* [Work task]: A word-for-word repetition of the records beneath this task is the expected answer.

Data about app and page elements
· · · · ·

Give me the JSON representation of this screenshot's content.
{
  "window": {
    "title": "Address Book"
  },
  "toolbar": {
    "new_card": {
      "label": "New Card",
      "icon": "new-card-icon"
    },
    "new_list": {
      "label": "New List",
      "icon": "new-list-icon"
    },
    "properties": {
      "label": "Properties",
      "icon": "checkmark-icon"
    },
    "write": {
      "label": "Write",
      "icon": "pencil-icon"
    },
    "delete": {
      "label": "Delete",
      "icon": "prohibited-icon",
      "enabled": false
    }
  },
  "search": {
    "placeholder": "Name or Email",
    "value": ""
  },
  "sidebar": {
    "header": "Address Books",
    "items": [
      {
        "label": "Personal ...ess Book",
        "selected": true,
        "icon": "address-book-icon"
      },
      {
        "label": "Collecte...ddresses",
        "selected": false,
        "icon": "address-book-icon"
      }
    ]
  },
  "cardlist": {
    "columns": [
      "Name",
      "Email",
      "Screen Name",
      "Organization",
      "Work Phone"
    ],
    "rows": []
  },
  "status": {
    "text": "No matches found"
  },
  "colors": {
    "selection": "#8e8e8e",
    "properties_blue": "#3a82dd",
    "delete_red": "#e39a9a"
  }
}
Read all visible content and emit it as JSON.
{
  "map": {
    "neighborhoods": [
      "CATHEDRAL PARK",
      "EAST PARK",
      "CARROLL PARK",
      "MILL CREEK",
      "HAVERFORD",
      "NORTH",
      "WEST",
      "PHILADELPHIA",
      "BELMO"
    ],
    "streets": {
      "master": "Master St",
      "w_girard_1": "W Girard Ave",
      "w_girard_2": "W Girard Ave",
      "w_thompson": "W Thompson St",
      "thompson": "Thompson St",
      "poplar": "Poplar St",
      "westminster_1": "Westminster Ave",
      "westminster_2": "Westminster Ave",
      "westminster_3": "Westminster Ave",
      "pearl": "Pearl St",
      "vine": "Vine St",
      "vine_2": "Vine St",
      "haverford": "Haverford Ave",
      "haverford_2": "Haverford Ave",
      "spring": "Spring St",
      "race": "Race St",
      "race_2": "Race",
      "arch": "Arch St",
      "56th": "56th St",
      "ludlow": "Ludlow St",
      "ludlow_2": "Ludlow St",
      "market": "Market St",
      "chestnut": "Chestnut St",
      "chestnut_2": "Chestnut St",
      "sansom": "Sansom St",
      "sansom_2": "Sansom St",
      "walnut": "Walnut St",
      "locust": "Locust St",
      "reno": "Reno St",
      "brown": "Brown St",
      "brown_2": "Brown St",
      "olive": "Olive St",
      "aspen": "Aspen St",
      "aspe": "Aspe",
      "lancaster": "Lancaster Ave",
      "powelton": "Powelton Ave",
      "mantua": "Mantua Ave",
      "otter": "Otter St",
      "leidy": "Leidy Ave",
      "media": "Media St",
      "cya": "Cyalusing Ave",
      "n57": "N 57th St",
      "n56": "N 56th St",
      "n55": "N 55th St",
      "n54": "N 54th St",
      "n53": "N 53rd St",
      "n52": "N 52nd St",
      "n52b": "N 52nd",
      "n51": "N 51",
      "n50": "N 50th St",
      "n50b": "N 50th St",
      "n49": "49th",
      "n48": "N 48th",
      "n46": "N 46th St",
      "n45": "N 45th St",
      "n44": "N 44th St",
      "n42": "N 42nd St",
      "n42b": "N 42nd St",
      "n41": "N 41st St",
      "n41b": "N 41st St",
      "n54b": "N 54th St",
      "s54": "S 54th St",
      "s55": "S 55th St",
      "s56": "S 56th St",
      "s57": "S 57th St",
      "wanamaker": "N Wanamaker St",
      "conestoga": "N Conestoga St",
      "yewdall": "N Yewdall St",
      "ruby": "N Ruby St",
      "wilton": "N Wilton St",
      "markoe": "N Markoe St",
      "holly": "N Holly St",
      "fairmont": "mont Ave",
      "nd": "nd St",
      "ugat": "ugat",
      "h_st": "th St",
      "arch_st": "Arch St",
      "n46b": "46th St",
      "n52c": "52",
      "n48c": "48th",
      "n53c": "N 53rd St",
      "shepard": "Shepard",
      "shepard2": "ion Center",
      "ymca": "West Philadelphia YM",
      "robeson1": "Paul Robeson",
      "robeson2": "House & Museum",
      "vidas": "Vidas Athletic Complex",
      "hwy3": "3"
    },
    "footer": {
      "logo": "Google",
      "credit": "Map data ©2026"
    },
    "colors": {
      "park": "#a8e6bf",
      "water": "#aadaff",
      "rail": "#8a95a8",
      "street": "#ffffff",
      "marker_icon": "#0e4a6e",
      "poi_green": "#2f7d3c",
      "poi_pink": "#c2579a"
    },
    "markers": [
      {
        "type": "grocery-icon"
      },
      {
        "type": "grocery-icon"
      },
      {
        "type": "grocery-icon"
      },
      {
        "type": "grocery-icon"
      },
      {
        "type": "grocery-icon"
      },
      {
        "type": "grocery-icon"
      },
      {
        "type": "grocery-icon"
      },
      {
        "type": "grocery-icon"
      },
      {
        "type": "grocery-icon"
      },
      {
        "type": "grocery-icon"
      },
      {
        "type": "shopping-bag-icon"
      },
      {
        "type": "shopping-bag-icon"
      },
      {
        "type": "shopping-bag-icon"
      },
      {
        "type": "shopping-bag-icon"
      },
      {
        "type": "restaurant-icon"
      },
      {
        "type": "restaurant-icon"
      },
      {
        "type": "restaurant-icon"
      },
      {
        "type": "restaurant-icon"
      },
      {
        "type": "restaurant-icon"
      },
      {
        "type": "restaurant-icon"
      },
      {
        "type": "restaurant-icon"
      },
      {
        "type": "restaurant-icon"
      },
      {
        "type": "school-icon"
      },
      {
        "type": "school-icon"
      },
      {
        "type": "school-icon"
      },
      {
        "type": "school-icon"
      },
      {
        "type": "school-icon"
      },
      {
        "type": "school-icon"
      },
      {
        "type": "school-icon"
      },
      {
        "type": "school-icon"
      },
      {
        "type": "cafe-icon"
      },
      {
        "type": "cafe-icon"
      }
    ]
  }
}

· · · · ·

* [Expected answer]:
Give me the JSON representation of this screenshot's content.
{
  "window": {
    "title": "Address Book"
  },
  "toolbar": {
    "new_card": {
      "label": "New Card",
      "icon": "new-card-icon"
    },
    "new_list": {
      "label": "New List",
      "icon": "new-list-icon"
    },
    "properties": {
      "label": "Properties",
      "icon": "checkmark-icon"
    },
    "write": {
      "label": "Write",
      "icon": "pencil-icon"
    },
    "delete": {
      "label": "Delete",
      "icon": "prohibited-icon",
      "enabled": false
    }
  },
  "search": {
    "placeholder": "Name or Email",
    "value": ""
  },
  "sidebar": {
    "header": "Address Books",
    "items": [
      {
        "label": "Personal ...ess Book",
        "selected": true,
        "icon": "address-book-icon"
      },
      {
        "label": "Collecte...ddresses",
        "selected": false,
        "icon": "address-book-icon"
      }
    ]
  },
  "cardlist": {
    "columns": [
      "Name",
      "Email",
      "Screen Name",
      "Organization",
      "Work Phone"
    ],
    "rows": []
  },
  "status": {
    "text": "No matches found"
  },
  "colors": {
    "selection": "#8e8e8e",
    "properties_blue": "#3a82dd",
    "delete_red": "#e39a9a"
  }
}
Read all visible content and emit it as JSON.
{
  "map": {
    "neighborhoods": [
      "CATHEDRAL PARK",
      "EAST PARK",
      "CARROLL PARK",
      "MILL CREEK",
      "HAVERFORD",
      "NORTH",
      "WEST",
      "PHILADELPHIA",
      "BELMO"
    ],
    "streets": {
      "master": "Master St",
      "w_girard_1": "W Girard Ave",
      "w_girard_2": "W Girard Ave",
      "w_thompson": "W Thompson St",
      "thompson": "Thompson St",
      "poplar": "Poplar St",
      "westminster_1": "Westminster Ave",
      "westminster_2": "Westminster Ave",
      "westminster_3": "Westminster Ave",
      "pearl": "Pearl St",
      "vine": "Vine St",
      "vine_2": "Vine St",
      "haverford": "Haverford Ave",
      "haverford_2": "Haverford Ave",
      "spring": "Spring St",
      "race": "Race St",
      "race_2": "Race",
      "arch": "Arch St",
      "56th": "56th St",
      "ludlow": "Ludlow St",
      "ludlow_2": "Ludlow St",
      "market": "Market St",
      "chestnut": "Chestnut St",
      "chestnut_2": "Chestnut St",
      "sansom": "Sansom St",
      "sansom_2": "Sansom St",
      "walnut": "Walnut St",
      "locust": "Locust St",
      "reno": "Reno St",
      "brown": "Brown St",
      "brown_2": "Brown St",
      "olive": "Olive St",
      "aspen": "Aspen St",
      "aspe": "Aspe",
      "lancaster": "Lancaster Ave",
      "powelton": "Powelton Ave",
      "mantua": "Mantua Ave",
      "otter": "Otter St",
      "leidy": "Leidy Ave",
      "media": "Media St",
      "cya": "Cyalusing Ave",
      "n57": "N 57th St",
      "n56": "N 56th St",
      "n55": "N 55th St",
      "n54": "N 54th St",
      "n53": "N 53rd St",
      "n52": "N 52nd St",
      "n52b": "N 52nd",
      "n51": "N 51",
      "n50": "N 50th St",
      "n50b": "N 50th St",
      "n49": "49th",
      "n48": "N 48th",
      "n46": "N 46th St",
      "n45": "N 45th St",
      "n44": "N 44th St",
      "n42": "N 42nd St",
      "n42b": "N 42nd St",
      "n41": "N 41st St",
      "n41b": "N 41st St",
      "n54b": "N 54th St",
      "s54": "S 54th St",
      "s55": "S 55th St",
      "s56": "S 56th St",
      "s57": "S 57th St",
      "wanamaker": "N Wanamaker St",
      "conestoga": "N Conestoga St",
      "yewdall": "N Yewdall St",
      "ruby": "N Ruby St",
      "wilton": "N Wilton St",
      "markoe": "N Markoe St",
      "holly": "N Holly St",
      "fairmont": "mont Ave",
      "nd": "nd St",
      "ugat": "ugat",
      "h_st": "th St",
      "arch_st": "Arch St",
      "n46b": "46th St",
      "n52c": "52",
      "n48c": "48th",
      "n53c": "N 53rd St",
      "shepard": "Shepard",
      "shepard2": "ion Center",
      "ymca": "West Philadelphia YM",
      "robeson1": "Paul Robeson",
      "robeson2": "House & Museum",
      "vidas": "Vidas Athletic Complex",
      "hwy3": "3"
    },
    "footer": {
      "logo": "Google",
      "credit": "Map data ©2026"
    },
    "colors": {
      "park": "#a8e6bf",
      "water": "#aadaff",
      "rail": "#8a95a8",
      "street": "#ffffff",
      "marker_icon": "#0e4a6e",
      "poi_green": "#2f7d3c",
      "poi_pink": "#c2579a"
    },
    "markers": [
      {
        "type": "grocery-icon"
      },
      {
        "type": "grocery-icon"
      },
      {
        "type": "grocery-icon"
      },
      {
        "type": "grocery-icon"
      },
      {
        "type": "grocery-icon"
      },
      {
        "type": "grocery-icon"
      },
      {
        "type": "grocery-icon"
      },
      {
        "type": "grocery-icon"
      },
      {
        "type": "grocery-icon"
      },
      {
        "type": "grocery-icon"
      },
      {
        "type": "shopping-bag-icon"
      },
      {
        "type": "shopping-bag-icon"
      },
      {
        "type": "shopping-bag-icon"
      },
      {
        "type": "shopping-bag-icon"
      },
      {
        "type": "restaurant-icon"
      },
      {
        "type": "restaurant-icon"
      },
      {
        "type": "restaurant-icon"
      },
      {
        "type": "restaurant-icon"
      },
      {
        "type": "restaurant-icon"
      },
      {
        "type": "restaurant-icon"
      },
      {
        "type": "restaurant-icon"
      },
      {
        "type": "restaurant-icon"
      },
      {
        "type": "school-icon"
      },
      {
        "type": "school-icon"
      },
      {
        "type": "school-icon"
      },
      {
        "type": "school-icon"
      },
      {
        "type": "school-icon"
      },
      {
        "type": "school-icon"
      },
      {
        "type": "school-icon"
      },
      {
        "type": "school-icon"
      },
      {
        "type": "cafe-icon"
      },
      {
        "type": "cafe-icon"
      }
    ]
  }
}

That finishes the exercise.